▶ _WORK ORDER_: Every record below should be retyped exactly, and no picture should appear in the copy.

Excerpts from an interface dataset:
_ _ _ _
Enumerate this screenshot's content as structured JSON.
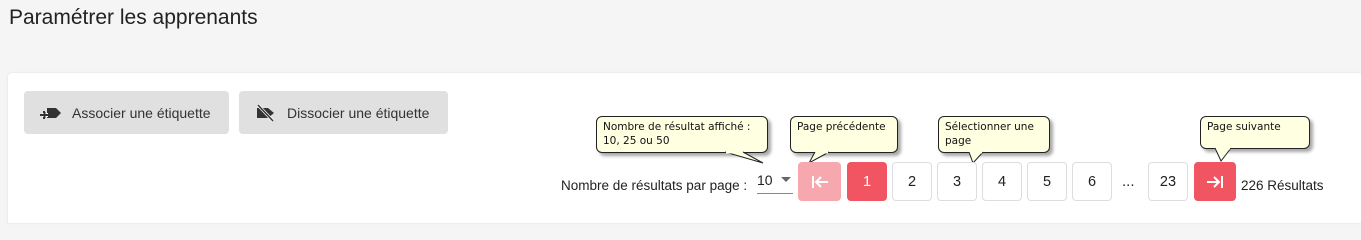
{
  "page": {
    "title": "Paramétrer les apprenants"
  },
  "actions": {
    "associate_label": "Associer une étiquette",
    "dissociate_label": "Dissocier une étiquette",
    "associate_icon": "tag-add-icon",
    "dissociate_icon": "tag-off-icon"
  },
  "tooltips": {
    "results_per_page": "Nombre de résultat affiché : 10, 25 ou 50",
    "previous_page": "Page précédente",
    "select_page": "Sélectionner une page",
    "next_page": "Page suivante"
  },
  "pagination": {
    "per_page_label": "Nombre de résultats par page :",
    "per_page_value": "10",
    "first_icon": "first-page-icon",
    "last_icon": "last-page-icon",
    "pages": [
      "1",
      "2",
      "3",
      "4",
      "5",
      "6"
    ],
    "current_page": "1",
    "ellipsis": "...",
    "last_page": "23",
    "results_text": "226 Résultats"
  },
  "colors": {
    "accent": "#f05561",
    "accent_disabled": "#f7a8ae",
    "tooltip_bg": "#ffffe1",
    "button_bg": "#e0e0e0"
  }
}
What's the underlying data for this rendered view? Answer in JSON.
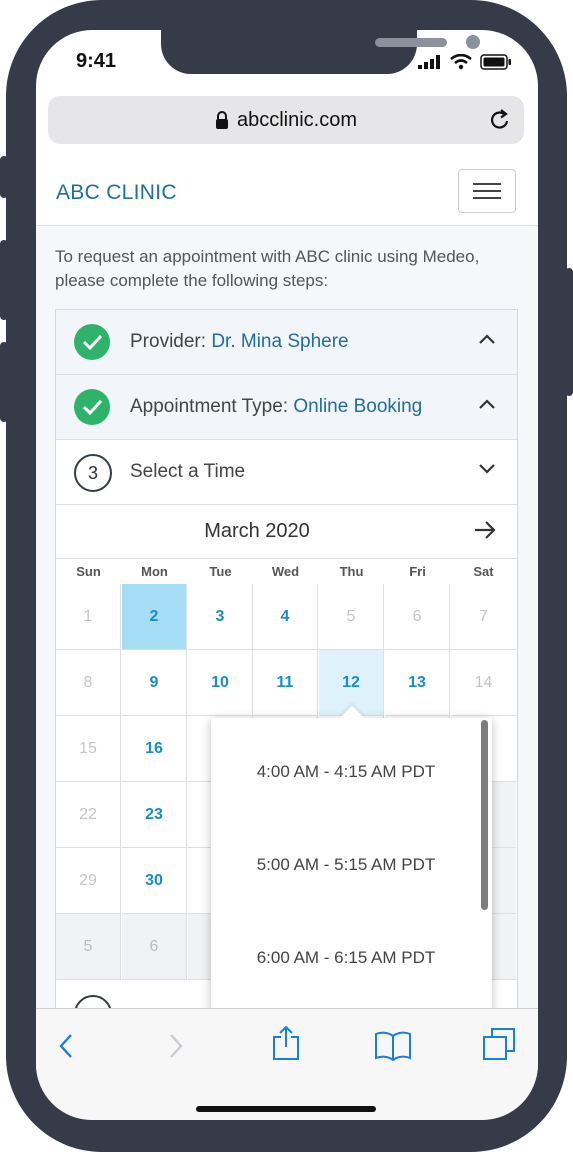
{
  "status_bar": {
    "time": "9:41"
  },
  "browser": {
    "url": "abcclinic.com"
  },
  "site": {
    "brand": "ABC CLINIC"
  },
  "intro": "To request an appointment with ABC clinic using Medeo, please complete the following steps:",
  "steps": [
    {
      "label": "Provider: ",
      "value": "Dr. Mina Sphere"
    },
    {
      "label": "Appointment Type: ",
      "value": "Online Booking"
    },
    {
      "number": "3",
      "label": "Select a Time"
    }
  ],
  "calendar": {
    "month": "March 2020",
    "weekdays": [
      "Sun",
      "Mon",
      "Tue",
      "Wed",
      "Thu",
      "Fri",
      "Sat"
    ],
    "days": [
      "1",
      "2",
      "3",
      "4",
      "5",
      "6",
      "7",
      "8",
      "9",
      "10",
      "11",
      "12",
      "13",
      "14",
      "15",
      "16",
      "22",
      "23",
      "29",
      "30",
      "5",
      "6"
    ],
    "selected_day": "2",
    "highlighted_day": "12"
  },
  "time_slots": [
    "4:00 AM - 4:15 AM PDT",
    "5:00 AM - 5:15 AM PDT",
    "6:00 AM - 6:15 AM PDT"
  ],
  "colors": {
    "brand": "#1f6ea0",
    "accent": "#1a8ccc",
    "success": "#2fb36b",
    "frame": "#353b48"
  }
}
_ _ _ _
▶ _SOLUTION TO THIS PROBLEM_:
Enumerate this screenshot's content as structured JSON.
{
  "page": {
    "title": "Paramétrer les apprenants"
  },
  "actions": {
    "associate_label": "Associer une étiquette",
    "dissociate_label": "Dissocier une étiquette",
    "associate_icon": "tag-add-icon",
    "dissociate_icon": "tag-off-icon"
  },
  "tooltips": {
    "results_per_page": "Nombre de résultat affiché : 10, 25 ou 50",
    "previous_page": "Page précédente",
    "select_page": "Sélectionner une page",
    "next_page": "Page suivante"
  },
  "pagination": {
    "per_page_label": "Nombre de résultats par page :",
    "per_page_value": "10",
    "first_icon": "first-page-icon",
    "last_icon": "last-page-icon",
    "pages": [
      "1",
      "2",
      "3",
      "4",
      "5",
      "6"
    ],
    "current_page": "1",
    "ellipsis": "...",
    "last_page": "23",
    "results_text": "226 Résultats"
  },
  "colors": {
    "accent": "#f05561",
    "accent_disabled": "#f7a8ae",
    "tooltip_bg": "#ffffe1",
    "button_bg": "#e0e0e0"
  }
}
What's the underlying data for this rendered view? Answer in JSON.
{
  "status_bar": {
    "time": "9:41"
  },
  "browser": {
    "url": "abcclinic.com"
  },
  "site": {
    "brand": "ABC CLINIC"
  },
  "intro": "To request an appointment with ABC clinic using Medeo, please complete the following steps:",
  "steps": [
    {
      "label": "Provider: ",
      "value": "Dr. Mina Sphere"
    },
    {
      "label": "Appointment Type: ",
      "value": "Online Booking"
    },
    {
      "number": "3",
      "label": "Select a Time"
    }
  ],
  "calendar": {
    "month": "March 2020",
    "weekdays": [
      "Sun",
      "Mon",
      "Tue",
      "Wed",
      "Thu",
      "Fri",
      "Sat"
    ],
    "days": [
      "1",
      "2",
      "3",
      "4",
      "5",
      "6",
      "7",
      "8",
      "9",
      "10",
      "11",
      "12",
      "13",
      "14",
      "15",
      "16",
      "22",
      "23",
      "29",
      "30",
      "5",
      "6"
    ],
    "selected_day": "2",
    "highlighted_day": "12"
  },
  "time_slots": [
    "4:00 AM - 4:15 AM PDT",
    "5:00 AM - 5:15 AM PDT",
    "6:00 AM - 6:15 AM PDT"
  ],
  "colors": {
    "brand": "#1f6ea0",
    "accent": "#1a8ccc",
    "success": "#2fb36b",
    "frame": "#353b48"
  }
}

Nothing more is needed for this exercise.